• [What you are asked to do] Filter the listing so that only lines with the word "Effets" remain.

• [Input material]

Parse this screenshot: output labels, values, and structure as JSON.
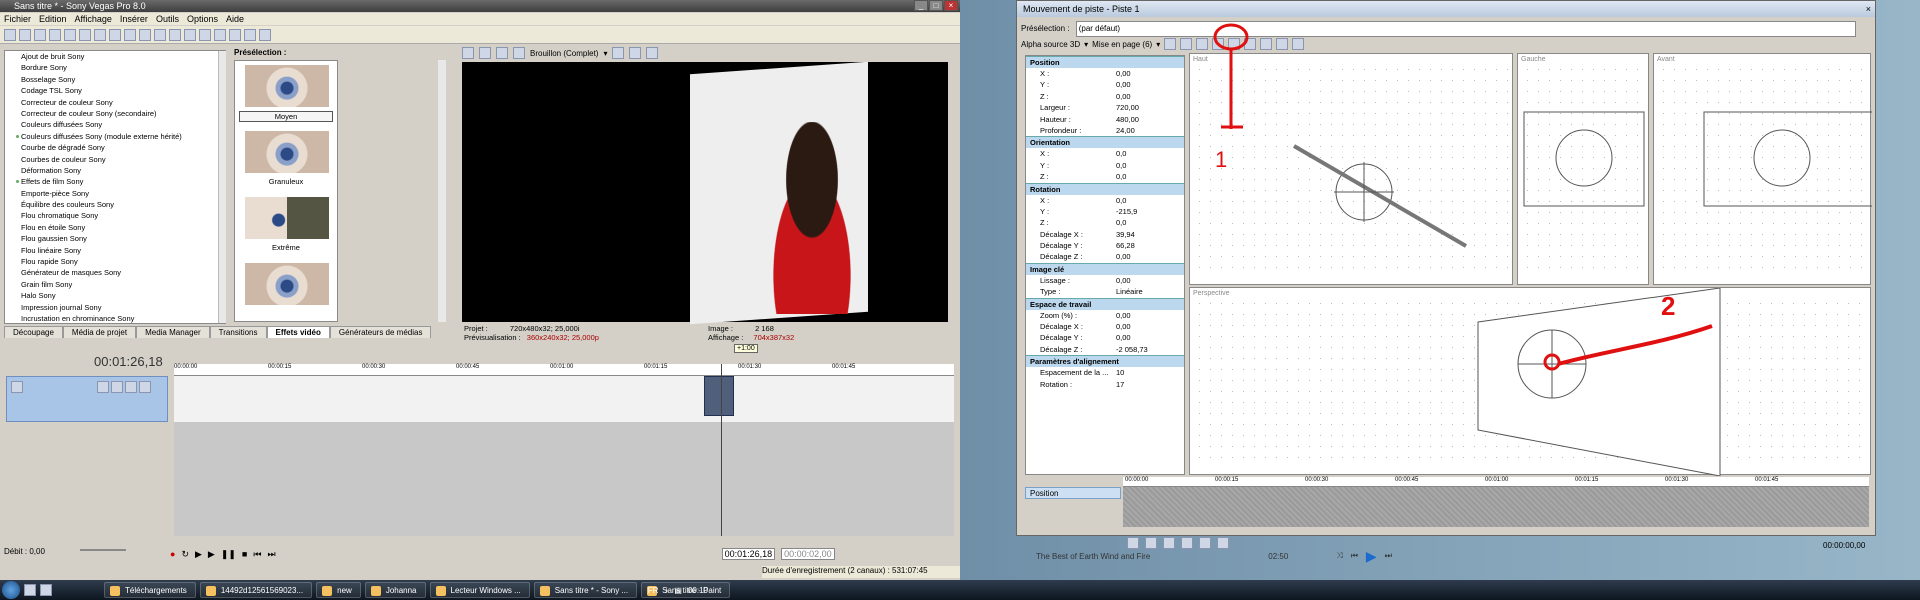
{
  "vegas": {
    "title": "Sans titre * - Sony Vegas Pro 8.0",
    "menu": [
      "Fichier",
      "Edition",
      "Affichage",
      "Insérer",
      "Outils",
      "Options",
      "Aide"
    ],
    "effects": [
      "Ajout de bruit Sony",
      "Bordure Sony",
      "Bosselage Sony",
      "Codage TSL Sony",
      "Correcteur de couleur Sony",
      "Correcteur de couleur Sony (secondaire)",
      "Couleurs diffusées Sony",
      "Couleurs diffusées Sony (module externe hérité)",
      "Courbe de dégradé Sony",
      "Courbes de couleur Sony",
      "Déformation Sony",
      "Effets de film Sony",
      "Emporte-pièce Sony",
      "Équilibre des couleurs Sony",
      "Flou chromatique Sony",
      "Flou en étoile Sony",
      "Flou gaussien Sony",
      "Flou linéaire Sony",
      "Flou rapide Sony",
      "Générateur de masques Sony",
      "Grain film Sony",
      "Halo Sony",
      "Impression journal Sony",
      "Incrustation en chrominance Sony"
    ],
    "preset_label": "Présélection :",
    "presets": [
      "Moyen",
      "Granuleux",
      "Extrême"
    ],
    "preview_mode": "Brouillon (Complet)",
    "project_label": "Projet :",
    "project_value": "720x480x32; 25,000i",
    "preview_label": "Prévisualisation :",
    "preview_value": "360x240x32; 25,000p",
    "image_label": "Image :",
    "image_value": "2 168",
    "display_label": "Affichage :",
    "display_value": "704x387x32",
    "tabs": [
      "Découpage",
      "Média de projet",
      "Media Manager",
      "Transitions",
      "Effets vidéo",
      "Générateurs de médias"
    ],
    "active_tab": "Effets vidéo",
    "timecode": "00:01:26,18",
    "ruler": [
      "00:00:00",
      "00:00:15",
      "00:00:30",
      "00:00:45",
      "00:01:00",
      "00:01:15",
      "00:01:30",
      "00:01:45"
    ],
    "end_marker": "+1:00",
    "debit": "Débit : 0,00",
    "time_a": "00:01:26,18",
    "time_b": "00:00:02,00",
    "status": "Durée d'enregistrement (2 canaux) : 531:07:45"
  },
  "taskbar": {
    "items": [
      "Téléchargements",
      "14492d12561569023...",
      "new",
      "Johanna",
      "Lecteur Windows ...",
      "Sans titre * - Sony ...",
      "Sans titre - Paint"
    ],
    "lang": "FR",
    "clock": "00:10"
  },
  "track_motion": {
    "title": "Mouvement de piste - Piste 1",
    "preset_label": "Présélection :",
    "preset_value": "(par défaut)",
    "alpha_source": "Alpha source 3D",
    "layout": "Mise en page (6)",
    "views": [
      "Haut",
      "Gauche",
      "Avant",
      "Perspective"
    ],
    "sections": [
      {
        "name": "Position",
        "rows": [
          [
            "X :",
            "0,00"
          ],
          [
            "Y :",
            "0,00"
          ],
          [
            "Z :",
            "0,00"
          ],
          [
            "Largeur :",
            "720,00"
          ],
          [
            "Hauteur :",
            "480,00"
          ],
          [
            "Profondeur :",
            "24,00"
          ]
        ]
      },
      {
        "name": "Orientation",
        "rows": [
          [
            "X :",
            "0,0"
          ],
          [
            "Y :",
            "0,0"
          ],
          [
            "Z :",
            "0,0"
          ]
        ]
      },
      {
        "name": "Rotation",
        "rows": [
          [
            "X :",
            "0,0"
          ],
          [
            "Y :",
            "-215,9"
          ],
          [
            "Z :",
            "0,0"
          ],
          [
            "Décalage X :",
            "39,94"
          ],
          [
            "Décalage Y :",
            "66,28"
          ],
          [
            "Décalage Z :",
            "0,00"
          ]
        ]
      },
      {
        "name": "Image clé",
        "rows": [
          [
            "Lissage :",
            "0,00"
          ],
          [
            "Type :",
            "Linéaire"
          ]
        ]
      },
      {
        "name": "Espace de travail",
        "rows": [
          [
            "Zoom (%) :",
            "0,00"
          ],
          [
            "Décalage X :",
            "0,00"
          ],
          [
            "Décalage Y :",
            "0,00"
          ],
          [
            "Décalage Z :",
            "-2 058,73"
          ]
        ]
      },
      {
        "name": "Paramètres d'alignement",
        "rows": [
          [
            "Espacement de la ...",
            "10"
          ],
          [
            "Rotation :",
            "17"
          ]
        ]
      }
    ],
    "track_label": "Position",
    "ruler": [
      "00:00:00",
      "00:00:15",
      "00:00:30",
      "00:00:45",
      "00:01:00",
      "00:01:15",
      "00:01:30",
      "00:01:45"
    ],
    "timecode": "00:00:00,00",
    "annotations": [
      "1",
      "2"
    ]
  },
  "media_player": {
    "track": "The Best of Earth Wind and Fire",
    "time": "02:50"
  },
  "colors": {
    "annotation": "#e01010",
    "section_bg": "#bcd8ee",
    "track_header": "#a8c4e6"
  }
}
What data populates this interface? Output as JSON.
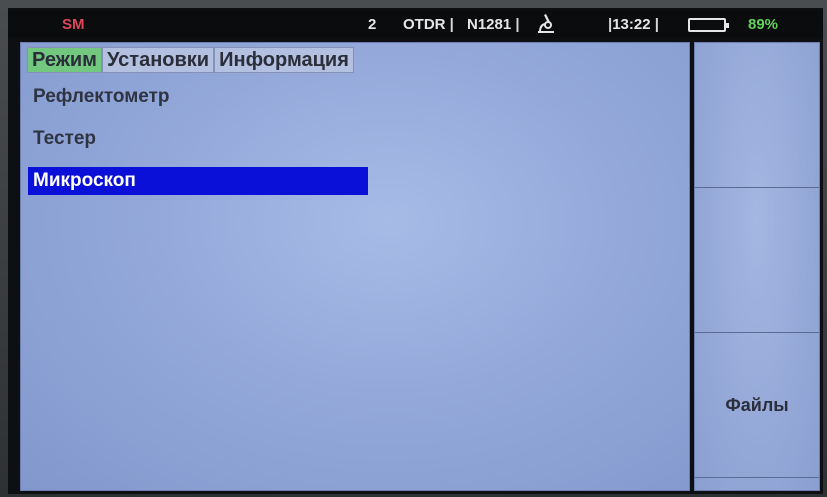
{
  "status_bar": {
    "mode": "SM",
    "channel": "2",
    "app": "OTDR",
    "separator": "|",
    "model": "N1281",
    "time": "13:22",
    "battery_percent": "89%",
    "battery_level": 0.89,
    "icons": [
      "microscope-icon",
      "battery-icon"
    ]
  },
  "tabs": [
    {
      "label": "Режим",
      "active": true
    },
    {
      "label": "Установки",
      "active": false
    },
    {
      "label": "Информация",
      "active": false
    }
  ],
  "menu": {
    "items": [
      {
        "label": "Рефлектометр",
        "selected": false
      },
      {
        "label": "Тестер",
        "selected": false
      },
      {
        "label": "Микроскоп",
        "selected": true
      }
    ]
  },
  "softkeys": [
    {
      "label": ""
    },
    {
      "label": ""
    },
    {
      "label": "Файлы"
    }
  ],
  "colors": {
    "active_tab": "#73c87f",
    "selection": "#0b10d9",
    "mode_text": "#e0455a",
    "battery_text": "#5fd35a"
  }
}
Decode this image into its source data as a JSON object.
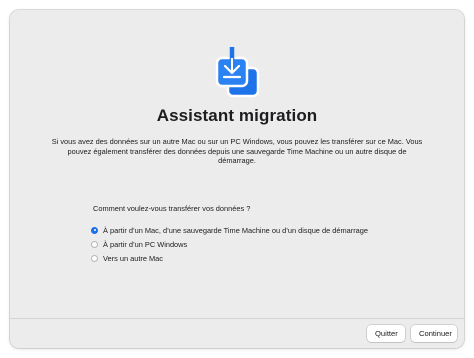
{
  "app": {
    "title": "Assistant migration",
    "icon": "migration-assistant-icon",
    "icon_color": "#1e73e8"
  },
  "description": "Si vous avez des données sur un autre Mac ou sur un PC Windows, vous pouvez les transférer sur ce Mac. Vous pouvez également transférer des données depuis une sauvegarde Time Machine ou un autre disque de démarrage.",
  "transfer": {
    "question": "Comment voulez-vous transférer vos données ?",
    "options": [
      {
        "label": "À partir d’un Mac, d’une sauvegarde Time Machine ou d’un disque de démarrage",
        "selected": true
      },
      {
        "label": "À partir d’un PC Windows",
        "selected": false
      },
      {
        "label": "Vers un autre Mac",
        "selected": false
      }
    ]
  },
  "footer": {
    "quit_label": "Quitter",
    "continue_label": "Continuer"
  },
  "colors": {
    "accent": "#1e6ee8",
    "window_bg": "#ececec"
  }
}
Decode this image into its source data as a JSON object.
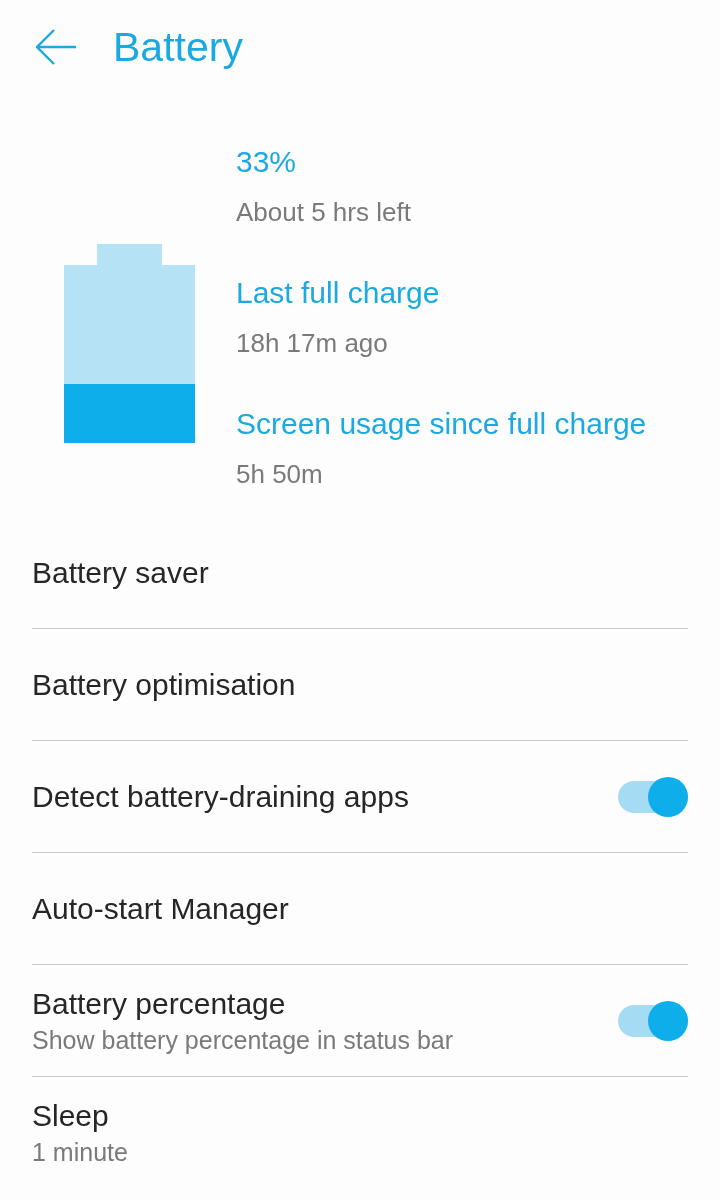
{
  "header": {
    "title": "Battery"
  },
  "summary": {
    "battery": {
      "level": 0.33
    },
    "stats": [
      {
        "title": "33%",
        "detail": "About 5 hrs left"
      },
      {
        "title": "Last full charge",
        "detail": "18h 17m ago"
      },
      {
        "title": "Screen usage since full charge",
        "detail": "5h 50m"
      }
    ]
  },
  "settings": [
    {
      "kind": "plain",
      "title": "Battery saver"
    },
    {
      "kind": "plain",
      "title": "Battery optimisation"
    },
    {
      "kind": "toggle",
      "title": "Detect battery-draining apps",
      "on": true
    },
    {
      "kind": "plain",
      "title": "Auto-start Manager"
    },
    {
      "kind": "toggle",
      "title": "Battery percentage",
      "subtitle": "Show battery percentage in status bar",
      "on": true
    },
    {
      "kind": "plain",
      "title": "Sleep",
      "subtitle": "1 minute"
    }
  ]
}
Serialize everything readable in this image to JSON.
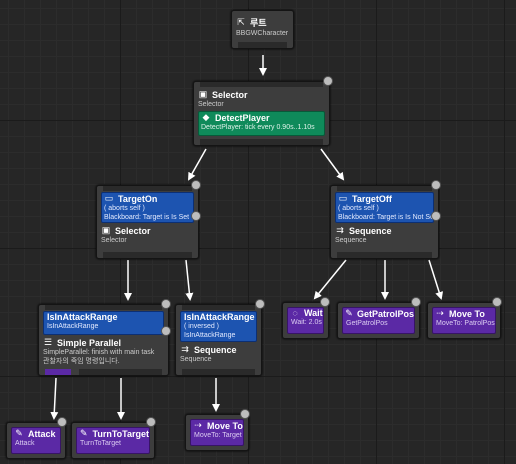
{
  "root": {
    "title": "루트",
    "subtitle": "BBGWCharacter"
  },
  "selector_main": {
    "title": "Selector",
    "subtitle": "Selector",
    "service": {
      "title": "DetectPlayer",
      "subtitle": "DetectPlayer: tick every 0.90s..1.10s"
    }
  },
  "target_on": {
    "decorator": {
      "title": "TargetOn",
      "aborts": "( aborts self )",
      "desc": "Blackboard: Target is Is Set"
    },
    "title": "Selector",
    "subtitle": "Selector"
  },
  "target_off": {
    "decorator": {
      "title": "TargetOff",
      "aborts": "( aborts self )",
      "desc": "Blackboard: Target is Is Not Set"
    },
    "title": "Sequence",
    "subtitle": "Sequence"
  },
  "in_range": {
    "decorator": {
      "title": "IsInAttackRange",
      "desc": "IsInAttackRange"
    },
    "title": "Simple Parallel",
    "subtitle": "SimpleParallel: finish with main task",
    "subtitle2": "관찰자의 죽임 명령입니다."
  },
  "in_range_inv": {
    "decorator": {
      "title": "IsInAttackRange",
      "inversed": "( inversed )",
      "desc": "IsInAttackRange"
    },
    "title": "Sequence",
    "subtitle": "Sequence"
  },
  "tasks": {
    "wait": {
      "title": "Wait",
      "subtitle": "Wait: 2.0s"
    },
    "patrol": {
      "title": "GetPatrolPos",
      "subtitle": "GetPatrolPos"
    },
    "moveto_patrol": {
      "title": "Move To",
      "subtitle": "MoveTo: PatrolPos"
    },
    "attack": {
      "title": "Attack",
      "subtitle": "Attack"
    },
    "turn": {
      "title": "TurnToTarget",
      "subtitle": "TurnToTarget"
    },
    "moveto_target": {
      "title": "Move To",
      "subtitle": "MoveTo: Target"
    }
  },
  "colors": {
    "decorator": "#1d54b0",
    "service": "#0f8a5a",
    "task": "#5b29a5",
    "node": "#3d3d3d",
    "wire": "#ffffff"
  },
  "icons": {
    "root": "tree-root-icon",
    "selector": "selector-icon",
    "sequence": "sequence-icon",
    "decorator": "blackboard-icon",
    "service": "service-icon",
    "wait": "wait-icon",
    "task": "task-icon",
    "move": "move-to-icon"
  }
}
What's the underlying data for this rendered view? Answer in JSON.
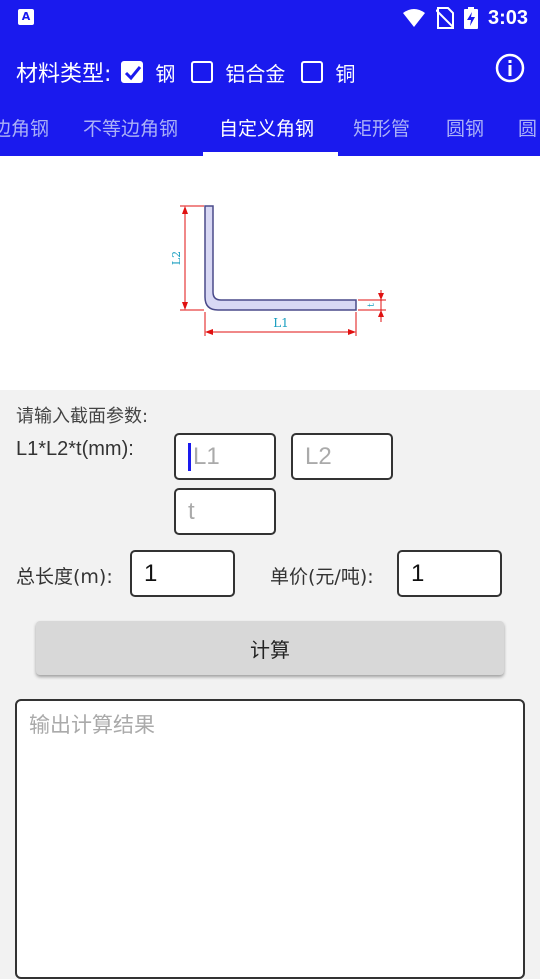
{
  "status_bar": {
    "time": "3:03",
    "app_icon_letter": "A"
  },
  "material": {
    "label": "材料类型:",
    "options": [
      {
        "label": "钢",
        "checked": true
      },
      {
        "label": "铝合金",
        "checked": false
      },
      {
        "label": "铜",
        "checked": false
      }
    ]
  },
  "tabs": [
    "边角钢",
    "不等边角钢",
    "自定义角钢",
    "矩形管",
    "圆钢",
    "圆"
  ],
  "active_tab": "自定义角钢",
  "diagram": {
    "label_l1": "L1",
    "label_l2": "L2",
    "label_t": "t"
  },
  "form": {
    "section_title": "请输入截面参数:",
    "dims_label": "L1*L2*t(mm):",
    "l1_placeholder": "L1",
    "l2_placeholder": "L2",
    "t_placeholder": "t",
    "length_label": "总长度(m):",
    "length_value": "1",
    "price_label": "单价(元/吨):",
    "price_value": "1"
  },
  "calc_button": "计算",
  "output_placeholder": "输出计算结果",
  "colors": {
    "primary": "#1a1aee",
    "tab_inactive": "#aab0f7",
    "dimension_red": "#e01010",
    "dimension_cyan": "#1a9fc0"
  }
}
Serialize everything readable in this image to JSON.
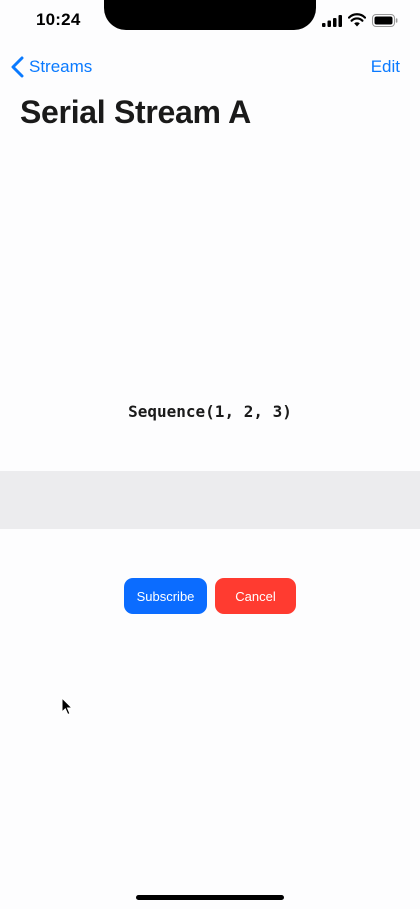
{
  "status_bar": {
    "time": "10:24",
    "icons": [
      "signal-icon",
      "wifi-icon",
      "battery-icon"
    ]
  },
  "nav": {
    "back_label": "Streams",
    "back_icon": "chevron-left-icon",
    "edit_label": "Edit",
    "accent_color": "#0a7aff"
  },
  "page": {
    "title": "Serial Stream A"
  },
  "content": {
    "sequence": "Sequence(1, 2, 3)"
  },
  "actions": {
    "subscribe_label": "Subscribe",
    "subscribe_color": "#0b6cff",
    "cancel_label": "Cancel",
    "cancel_color": "#ff3b30"
  }
}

• [Solution to the exercise]
      "Effets de film Sony",
      "Effets vidéo",
    "active_tab": "Effets vidéo",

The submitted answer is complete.